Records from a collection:
┄┄┄┄┄┄
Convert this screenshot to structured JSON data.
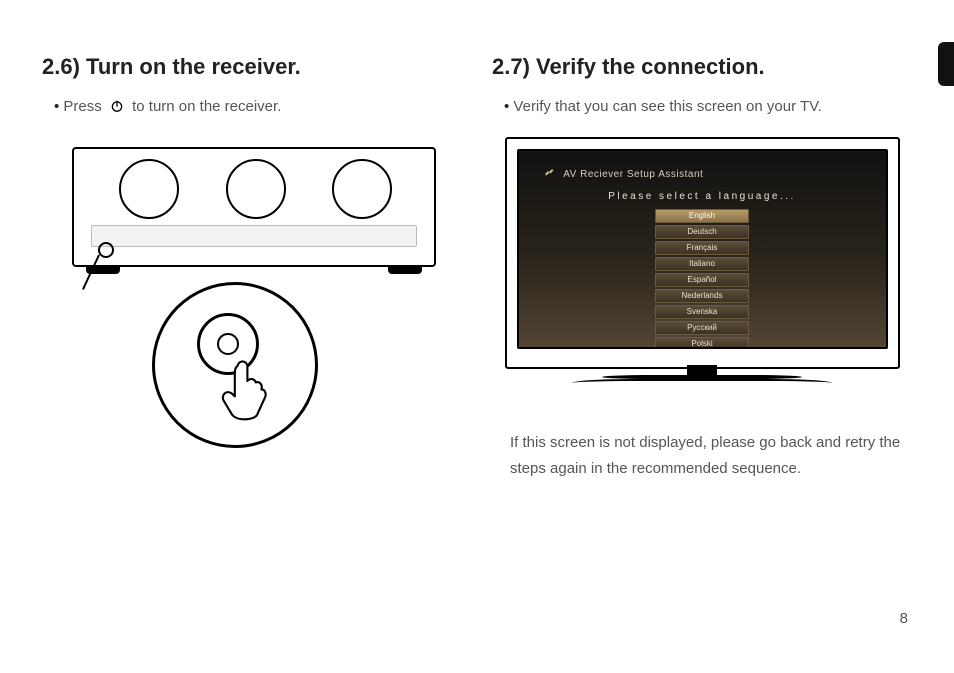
{
  "page_number": "8",
  "left": {
    "heading": "2.6) Turn on the receiver.",
    "bullet_pre": "Press",
    "bullet_post": "to turn on the receiver.",
    "icons": {
      "power": "power-icon"
    }
  },
  "right": {
    "heading": "2.7) Verify the connection.",
    "bullet": "Verify that you can see this screen on your TV.",
    "note": "If this screen is not displayed, please go back and retry the steps again in the recommended sequence."
  },
  "tv_screen": {
    "assistant_title": "AV Reciever Setup Assistant",
    "prompt": "Please select a language...",
    "languages": [
      "English",
      "Deutsch",
      "Français",
      "Italiano",
      "Español",
      "Nederlands",
      "Svenska",
      "Русский",
      "Polski"
    ],
    "selected_index": 0
  }
}
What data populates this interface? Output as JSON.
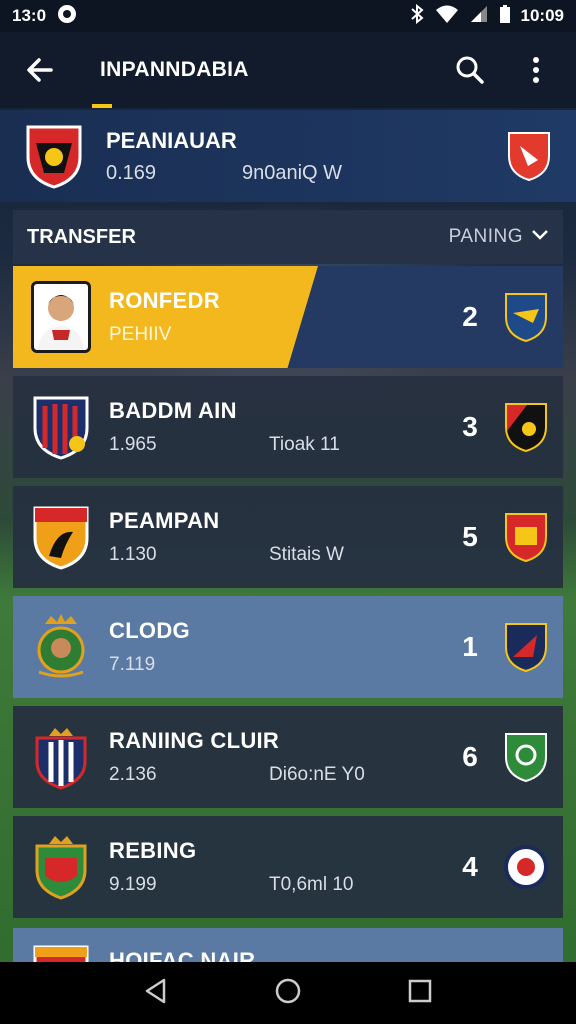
{
  "status_bar": {
    "left_time": "13:0",
    "right_time": "10:09"
  },
  "app_bar": {
    "title": "INPANNDABIA"
  },
  "header_card": {
    "name": "PEANIAUAR",
    "value": "0.169",
    "detail": "9n0aniQ W"
  },
  "section": {
    "title": "TRANSFER",
    "sort_label": "PANING"
  },
  "rows": [
    {
      "name": "RONFEDR",
      "value": "PEHIIV",
      "detail": "",
      "rank": "2"
    },
    {
      "name": "BADDM AIN",
      "value": "1.965",
      "detail": "Tioak 11",
      "rank": "3"
    },
    {
      "name": "PEAMPAN",
      "value": "1.130",
      "detail": "Stitais W",
      "rank": "5"
    },
    {
      "name": "CLODG",
      "value": "7.119",
      "detail": "",
      "rank": "1"
    },
    {
      "name": "RANIING CLUIR",
      "value": "2.136",
      "detail": "Di6o:nE Y0",
      "rank": "6"
    },
    {
      "name": "REBING",
      "value": "9.199",
      "detail": "T0,6ml 10",
      "rank": "4"
    }
  ],
  "partial_row": {
    "name": "HOIFAC NAIR"
  },
  "colors": {
    "accent": "#f2b81e",
    "app_bar": "#111b2b",
    "row_dark": "#263040",
    "row_light": "#5a7aa4"
  }
}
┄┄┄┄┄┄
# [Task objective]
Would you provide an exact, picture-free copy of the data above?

# [Solution for this task]
Convert this screenshot to structured JSON data.
{
  "page_number": "8",
  "left": {
    "heading": "2.6) Turn on the receiver.",
    "bullet_pre": "Press",
    "bullet_post": "to turn on the receiver.",
    "icons": {
      "power": "power-icon"
    }
  },
  "right": {
    "heading": "2.7) Verify the connection.",
    "bullet": "Verify that you can see this screen on your TV.",
    "note": "If this screen is not displayed, please go back and retry the steps again in the recommended sequence."
  },
  "tv_screen": {
    "assistant_title": "AV Reciever Setup Assistant",
    "prompt": "Please select a language...",
    "languages": [
      "English",
      "Deutsch",
      "Français",
      "Italiano",
      "Español",
      "Nederlands",
      "Svenska",
      "Русский",
      "Polski"
    ],
    "selected_index": 0
  }
}
What data populates this interface? Output as JSON.
{
  "status_bar": {
    "left_time": "13:0",
    "right_time": "10:09"
  },
  "app_bar": {
    "title": "INPANNDABIA"
  },
  "header_card": {
    "name": "PEANIAUAR",
    "value": "0.169",
    "detail": "9n0aniQ W"
  },
  "section": {
    "title": "TRANSFER",
    "sort_label": "PANING"
  },
  "rows": [
    {
      "name": "RONFEDR",
      "value": "PEHIIV",
      "detail": "",
      "rank": "2"
    },
    {
      "name": "BADDM AIN",
      "value": "1.965",
      "detail": "Tioak 11",
      "rank": "3"
    },
    {
      "name": "PEAMPAN",
      "value": "1.130",
      "detail": "Stitais W",
      "rank": "5"
    },
    {
      "name": "CLODG",
      "value": "7.119",
      "detail": "",
      "rank": "1"
    },
    {
      "name": "RANIING CLUIR",
      "value": "2.136",
      "detail": "Di6o:nE Y0",
      "rank": "6"
    },
    {
      "name": "REBING",
      "value": "9.199",
      "detail": "T0,6ml 10",
      "rank": "4"
    }
  ],
  "partial_row": {
    "name": "HOIFAC NAIR"
  },
  "colors": {
    "accent": "#f2b81e",
    "app_bar": "#111b2b",
    "row_dark": "#263040",
    "row_light": "#5a7aa4"
  }
}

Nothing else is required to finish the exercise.